General Audience Abstract
Small unmanned aerial systems (sUAS) are becoming increasingly common for private, military, and commercial use, and as such, community noise exposure is increasing. Reducing the noise produced by UAS could help improve community acceptance. Active noise control (ANC) might be used to attenuate noise produced by sUAS, however, traditional ANC systems would require a physical sensor in the far-field, which is not feasible. A virtual error sensor (VES) could eliminate the need for a far-field sensor. This thesis describes the proposed VES strategy, and presents numerical simulations and experimental results that highlight both the benefits and limitations of the approach. Results of the VES system with and without an ANC approach are discussed. Experimental testing focused on attenuating the tonal noise produced by one 2-bladed rotor with a tip radius of 4.7 inches. Pressure variations caused by the blade rotation were measured in the near and far-field using electret microphones and externally polarized condenser microphones, respectively. The ANC system used the filtered-x least mean squares algorithm in conjunction with the VES system to estimate the far-field response. A 2-inch diameter speaker served as the secondary source to provide the appropriate control input to the system.

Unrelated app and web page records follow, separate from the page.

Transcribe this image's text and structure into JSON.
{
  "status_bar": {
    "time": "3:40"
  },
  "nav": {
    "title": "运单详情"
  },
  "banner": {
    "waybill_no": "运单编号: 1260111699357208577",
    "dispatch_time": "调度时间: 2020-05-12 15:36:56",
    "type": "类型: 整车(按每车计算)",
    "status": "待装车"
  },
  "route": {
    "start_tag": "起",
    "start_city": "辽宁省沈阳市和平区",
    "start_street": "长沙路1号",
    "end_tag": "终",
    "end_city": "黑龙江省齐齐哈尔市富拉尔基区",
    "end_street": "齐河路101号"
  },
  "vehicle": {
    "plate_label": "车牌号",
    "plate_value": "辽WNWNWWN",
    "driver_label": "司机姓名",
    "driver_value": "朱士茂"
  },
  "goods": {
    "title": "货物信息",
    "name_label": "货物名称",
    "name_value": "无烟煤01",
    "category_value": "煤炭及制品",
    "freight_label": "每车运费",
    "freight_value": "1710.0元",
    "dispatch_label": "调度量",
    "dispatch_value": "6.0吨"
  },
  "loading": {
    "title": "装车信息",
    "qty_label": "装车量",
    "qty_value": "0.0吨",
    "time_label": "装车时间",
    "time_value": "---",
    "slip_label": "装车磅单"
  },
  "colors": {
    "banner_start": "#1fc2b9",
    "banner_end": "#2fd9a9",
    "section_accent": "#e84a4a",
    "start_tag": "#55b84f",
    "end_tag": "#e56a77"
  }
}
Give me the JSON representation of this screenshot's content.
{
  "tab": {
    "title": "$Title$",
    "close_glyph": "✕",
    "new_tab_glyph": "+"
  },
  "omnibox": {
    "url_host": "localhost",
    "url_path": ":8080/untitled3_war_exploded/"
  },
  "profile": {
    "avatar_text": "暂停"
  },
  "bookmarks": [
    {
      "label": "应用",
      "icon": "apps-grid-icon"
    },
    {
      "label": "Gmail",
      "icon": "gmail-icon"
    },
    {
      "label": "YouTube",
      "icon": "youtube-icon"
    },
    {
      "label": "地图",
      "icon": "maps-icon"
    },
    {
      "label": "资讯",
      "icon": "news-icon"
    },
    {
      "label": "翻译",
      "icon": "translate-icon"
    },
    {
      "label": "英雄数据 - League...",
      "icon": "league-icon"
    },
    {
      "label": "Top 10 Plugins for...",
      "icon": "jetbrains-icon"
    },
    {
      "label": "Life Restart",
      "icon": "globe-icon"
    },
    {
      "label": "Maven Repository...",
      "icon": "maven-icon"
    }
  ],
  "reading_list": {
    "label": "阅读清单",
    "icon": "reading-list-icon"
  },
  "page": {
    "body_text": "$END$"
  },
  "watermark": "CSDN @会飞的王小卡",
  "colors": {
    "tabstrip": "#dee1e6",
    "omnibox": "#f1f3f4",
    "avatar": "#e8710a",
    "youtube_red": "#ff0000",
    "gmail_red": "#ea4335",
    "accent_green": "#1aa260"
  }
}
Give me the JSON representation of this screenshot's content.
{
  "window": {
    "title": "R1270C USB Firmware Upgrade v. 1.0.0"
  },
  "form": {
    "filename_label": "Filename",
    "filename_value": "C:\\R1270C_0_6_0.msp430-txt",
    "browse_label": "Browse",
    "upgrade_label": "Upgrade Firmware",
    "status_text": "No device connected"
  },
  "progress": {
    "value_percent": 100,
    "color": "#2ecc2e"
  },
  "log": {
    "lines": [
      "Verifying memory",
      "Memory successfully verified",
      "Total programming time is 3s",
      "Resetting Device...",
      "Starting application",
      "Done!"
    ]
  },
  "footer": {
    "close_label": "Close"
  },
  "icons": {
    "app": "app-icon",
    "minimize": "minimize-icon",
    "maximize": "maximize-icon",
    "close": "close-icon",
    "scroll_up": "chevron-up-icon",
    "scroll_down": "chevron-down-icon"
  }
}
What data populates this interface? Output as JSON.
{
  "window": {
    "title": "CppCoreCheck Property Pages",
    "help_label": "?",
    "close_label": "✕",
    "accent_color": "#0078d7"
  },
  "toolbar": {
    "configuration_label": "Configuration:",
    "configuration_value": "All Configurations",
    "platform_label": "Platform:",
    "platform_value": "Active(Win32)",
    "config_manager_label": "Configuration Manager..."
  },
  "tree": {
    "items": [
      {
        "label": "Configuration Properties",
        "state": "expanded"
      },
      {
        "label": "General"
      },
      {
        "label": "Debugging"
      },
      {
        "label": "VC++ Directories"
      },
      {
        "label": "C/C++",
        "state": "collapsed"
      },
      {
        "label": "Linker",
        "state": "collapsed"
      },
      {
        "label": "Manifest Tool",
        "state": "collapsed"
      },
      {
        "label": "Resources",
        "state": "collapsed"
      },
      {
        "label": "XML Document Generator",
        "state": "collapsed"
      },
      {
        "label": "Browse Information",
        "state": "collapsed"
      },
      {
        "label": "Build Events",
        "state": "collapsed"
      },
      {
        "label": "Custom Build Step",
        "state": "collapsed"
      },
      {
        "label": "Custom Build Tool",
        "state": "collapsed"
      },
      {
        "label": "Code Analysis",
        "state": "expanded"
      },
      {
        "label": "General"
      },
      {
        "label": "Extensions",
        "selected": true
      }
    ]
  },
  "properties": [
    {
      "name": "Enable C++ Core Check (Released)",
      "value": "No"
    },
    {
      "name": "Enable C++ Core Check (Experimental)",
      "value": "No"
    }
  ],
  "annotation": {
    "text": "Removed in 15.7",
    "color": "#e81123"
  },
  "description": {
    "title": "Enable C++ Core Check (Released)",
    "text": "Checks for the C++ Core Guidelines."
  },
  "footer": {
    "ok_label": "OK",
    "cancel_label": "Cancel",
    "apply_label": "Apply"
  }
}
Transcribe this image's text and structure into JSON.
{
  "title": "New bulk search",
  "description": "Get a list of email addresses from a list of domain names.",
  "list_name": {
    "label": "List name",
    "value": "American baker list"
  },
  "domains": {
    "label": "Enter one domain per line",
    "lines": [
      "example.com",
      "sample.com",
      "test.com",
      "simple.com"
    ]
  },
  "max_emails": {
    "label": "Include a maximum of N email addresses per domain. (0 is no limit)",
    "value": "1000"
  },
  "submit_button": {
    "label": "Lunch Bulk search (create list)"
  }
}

Experimental results show reductions between 6-13 dB at varying far-field locations and rotation rates.
- Masters Theses